Gas and electricity prices have exploded due to the energy crisis. Even the VUB cannot avoid tightening its belt to pay its energy bills. Julien Blondeau knows how to keep your energy consumption under control, both for an organisation and an employee. He is an energy expert at the Thermodynamics and Fluid Mechanics Group research group at VUB, and the Joint Research Groupe BRITE (Brussels Institute for Thermal-fluid systems and clean Energy) at VUB-ULB . "It is painful, but it is also a great opportunity to learn to use energy more sustainably," he said.
While studying civil engineering, Julien Blondeau was fascinated by thermodynamics, the science of energy conversions. "I was able to apply this science in industry before becoming a professor. I can now pass on that practical experience to the university. Thermodynamics has a lot of concrete, technical impact on energy generation, but it also asks a lot of philosophical questions, which I find even more fascinating."
In his research group, they are engaged in research projects on renewable energy, among other things. "I myself mainly study the sustainable production of heat and electricity, for example using green fuels such as hydrogen or biomass, and the optimal development of heat networks."
What can we as employees do to bring down costs for the VUB?
"It is the fastest way for an organisation to save on energy: encourage employees to adjust their behaviour. First of all, we can already turn down the thermostat. That quickly saves five to 10 per cent in costs per degree. How much exactly, depends on the building and the outside temperature."
"They are small actions that can save you a lot in total. Closing taps properly. Don't use lights and heating when not needed. When you ventilate the room: heating off. Doors closed. Turn off appliances. And a smart one: work all together in 1 classroom. Preferably in as small a room as possible."
"Of course, as an organisation you should then also turn down the heating centrally, at least if you also heat centrally."
"Together, you can then cut back considerably on heating. It won't save the world, but at least 10 to 15 per cent savings should be possible. Especially in older buildings, heating takes up a large part of energy costs."
Of course, you also need to keep the heat inside.
"Then it's all about insulation. For that, in practice, it makes a lot of difference whether you heat an old or new building. Old buildings are often lousy insulated. In new buildings, heat production accounts for only 20 per cent of total energy consumption due to poor insulation. At home in a - often older - private house, the figure is much higher, around sixty-seventy per cent. For the VUB, I estimate that at least half of the total energy consumption serves to heat the buildings. Because energy bills are so high now, as an institute you won't be eager to invest. But putting money into thermal insulation certainly pays off in the long run."
It's 2022: can modern technology also contribute?
"That brings us to smart appliances: sensors, timers, LED lighting, thermostatic taps. There is indeed a lot to gain from these. Especially if you apply them correctly. Take wireless and mobile thermostats, for example, you have to be very deliberate about placing them in the right places. Namely, where work is done such as in a lab, and not in the mess hall or corridor."
Energy bills are already high, but can additional investments on top of that now pay off?
"Many small investments can add up to quite a lot.
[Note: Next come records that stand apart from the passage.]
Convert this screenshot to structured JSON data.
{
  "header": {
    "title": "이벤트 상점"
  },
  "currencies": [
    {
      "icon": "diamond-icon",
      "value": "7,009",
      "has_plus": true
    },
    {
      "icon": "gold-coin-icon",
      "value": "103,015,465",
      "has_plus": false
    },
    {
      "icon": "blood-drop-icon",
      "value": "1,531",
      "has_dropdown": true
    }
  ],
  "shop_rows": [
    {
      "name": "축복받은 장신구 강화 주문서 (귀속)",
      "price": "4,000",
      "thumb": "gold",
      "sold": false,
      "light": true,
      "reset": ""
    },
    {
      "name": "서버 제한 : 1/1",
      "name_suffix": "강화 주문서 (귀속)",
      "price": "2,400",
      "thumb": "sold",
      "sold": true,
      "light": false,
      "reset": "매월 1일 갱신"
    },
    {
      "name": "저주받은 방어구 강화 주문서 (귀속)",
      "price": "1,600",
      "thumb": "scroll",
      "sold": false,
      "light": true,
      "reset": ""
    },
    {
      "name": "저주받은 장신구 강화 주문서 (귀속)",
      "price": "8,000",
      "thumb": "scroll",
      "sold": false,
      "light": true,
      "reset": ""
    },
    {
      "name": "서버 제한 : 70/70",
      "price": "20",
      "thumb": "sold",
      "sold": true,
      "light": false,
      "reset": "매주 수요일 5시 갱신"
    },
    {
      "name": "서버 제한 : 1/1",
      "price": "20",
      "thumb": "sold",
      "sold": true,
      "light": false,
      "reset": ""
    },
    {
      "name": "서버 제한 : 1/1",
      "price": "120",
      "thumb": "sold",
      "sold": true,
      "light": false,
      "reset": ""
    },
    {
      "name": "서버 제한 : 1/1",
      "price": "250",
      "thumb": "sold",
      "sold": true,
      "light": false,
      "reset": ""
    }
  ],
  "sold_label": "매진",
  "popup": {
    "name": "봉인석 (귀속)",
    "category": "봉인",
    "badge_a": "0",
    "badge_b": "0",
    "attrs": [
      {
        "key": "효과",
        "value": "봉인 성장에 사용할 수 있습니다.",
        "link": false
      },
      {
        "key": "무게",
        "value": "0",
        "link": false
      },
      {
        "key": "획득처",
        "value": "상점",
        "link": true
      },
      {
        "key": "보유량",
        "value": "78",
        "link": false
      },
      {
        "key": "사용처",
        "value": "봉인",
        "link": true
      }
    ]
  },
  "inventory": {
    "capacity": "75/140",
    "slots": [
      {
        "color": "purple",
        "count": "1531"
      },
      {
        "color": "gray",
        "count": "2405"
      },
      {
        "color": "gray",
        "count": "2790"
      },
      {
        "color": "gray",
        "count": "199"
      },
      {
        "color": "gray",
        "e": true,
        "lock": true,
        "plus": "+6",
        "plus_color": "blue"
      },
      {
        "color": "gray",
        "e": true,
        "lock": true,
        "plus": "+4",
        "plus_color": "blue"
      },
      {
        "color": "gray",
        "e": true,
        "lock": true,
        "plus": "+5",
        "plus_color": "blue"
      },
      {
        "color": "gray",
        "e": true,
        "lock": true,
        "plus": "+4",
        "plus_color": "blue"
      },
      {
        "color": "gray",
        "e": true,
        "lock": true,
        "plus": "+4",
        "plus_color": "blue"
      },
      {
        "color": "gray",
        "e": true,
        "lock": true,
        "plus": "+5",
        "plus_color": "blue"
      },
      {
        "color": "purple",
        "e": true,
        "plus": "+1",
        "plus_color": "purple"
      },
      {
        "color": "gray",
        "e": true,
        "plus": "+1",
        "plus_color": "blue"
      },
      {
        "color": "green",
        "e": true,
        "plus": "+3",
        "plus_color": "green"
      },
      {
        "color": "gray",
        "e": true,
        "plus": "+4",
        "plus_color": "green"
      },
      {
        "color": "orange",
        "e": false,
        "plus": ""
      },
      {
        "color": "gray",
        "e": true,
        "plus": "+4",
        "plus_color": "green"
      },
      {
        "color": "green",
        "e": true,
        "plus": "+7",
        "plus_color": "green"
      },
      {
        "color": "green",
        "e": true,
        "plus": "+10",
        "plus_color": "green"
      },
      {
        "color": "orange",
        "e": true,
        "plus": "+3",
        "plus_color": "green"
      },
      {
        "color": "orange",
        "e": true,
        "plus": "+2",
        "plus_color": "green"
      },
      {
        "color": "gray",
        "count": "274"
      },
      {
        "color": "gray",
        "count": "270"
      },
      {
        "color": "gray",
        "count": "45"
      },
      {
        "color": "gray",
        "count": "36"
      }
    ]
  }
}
Require departments to buy more modern, sustainable appliances. Green refrigerators, dishwashers, printers, PC/s with an A-label already make money. The purchase price should not be the only deciding factor. So trade in that noisy, dirty table frigo for a new, fuel-efficient fridge. With that, you can also get rid of eco-cheques nicely. There will be plenty of people in the team who don't know what to do with eco-vouchers."
"Precisely because the energy bill is paid centrally, there are often not enough incentives for the employee to think about this and make the right decision. So while there is none: do it for the VUB and the environment! It saves our university a significant amount of energy."
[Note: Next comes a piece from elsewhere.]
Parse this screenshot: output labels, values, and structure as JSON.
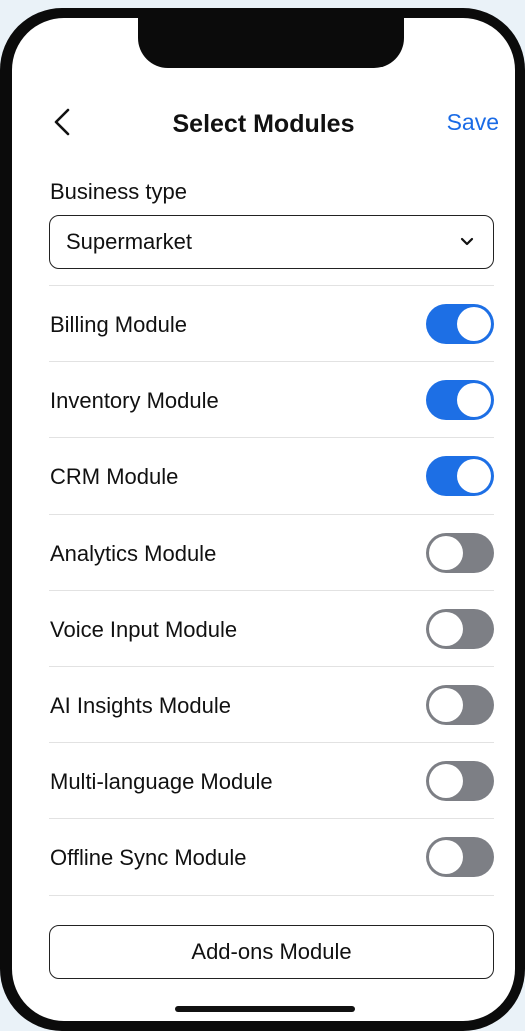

We also have special locations at the uni.
"We have very specific situations, such as a swimming pool and labs. Of course, a swimming pool always has a peppery bill, because those huge amounts of water have to be heated and filtered. You can't stop for a weekend with that. In fact, starting up again takes a lot of time and energy. What you can do in a swimming pool and in all sports facilities, however, is turn off the hot water for the showers when they are not being used, for instance at night. The hot water for the showers can be turned off when the sports facilities are not being used. And the temperature can go down, maybe even off. You can sport yourself warm, though.
"The labs are another story. There is a lot to gain there too. An energy expert can do a scan to see whether a lab is being heated efficiently and whether the equipment there is still energy efficient. That can yield a lot.
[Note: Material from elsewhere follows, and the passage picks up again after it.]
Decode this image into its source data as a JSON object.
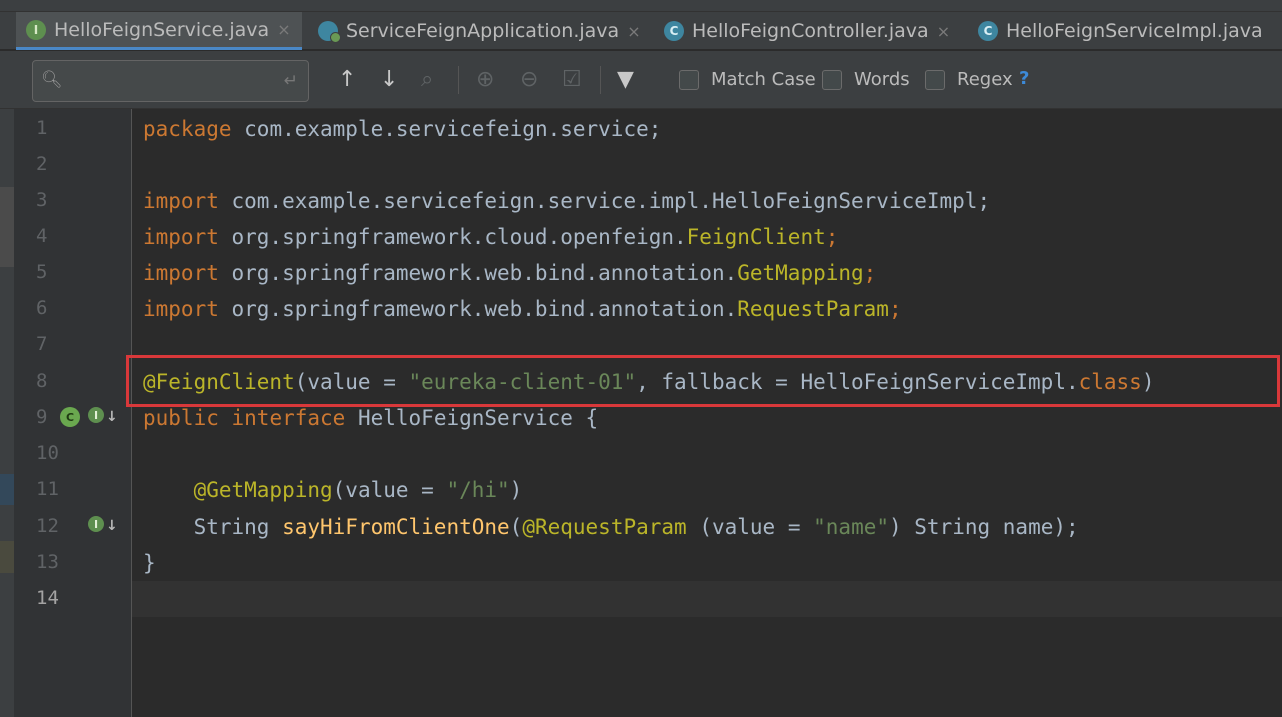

Wouldn't it be better to send all employees home to work there?
"That would be a bit cynical. Because then you turn the costs on the employees. At home, you turn on the stove too. But on the other hand: in the current situation, many people already work at home several days a week. So if you agree on some fixed days for working from home, you can turn down the heating at universities considerably on those days.
Getting through this autumn and winter will not be easy
"It is painful, but it is also a great opportunity to learn to use energy more sustainably. Even without this huge price hike, we need to learn to use energy differently. Mankind is carelessly using raw materials and plundering our planet, with all the consequences that entails. Besides innovations around energy production and the smart use of renewable energy sources - solar, wind, biomass, hydropower, etc. - reducing our energy consumption is the best way to leave the world in a clean way for the next generation."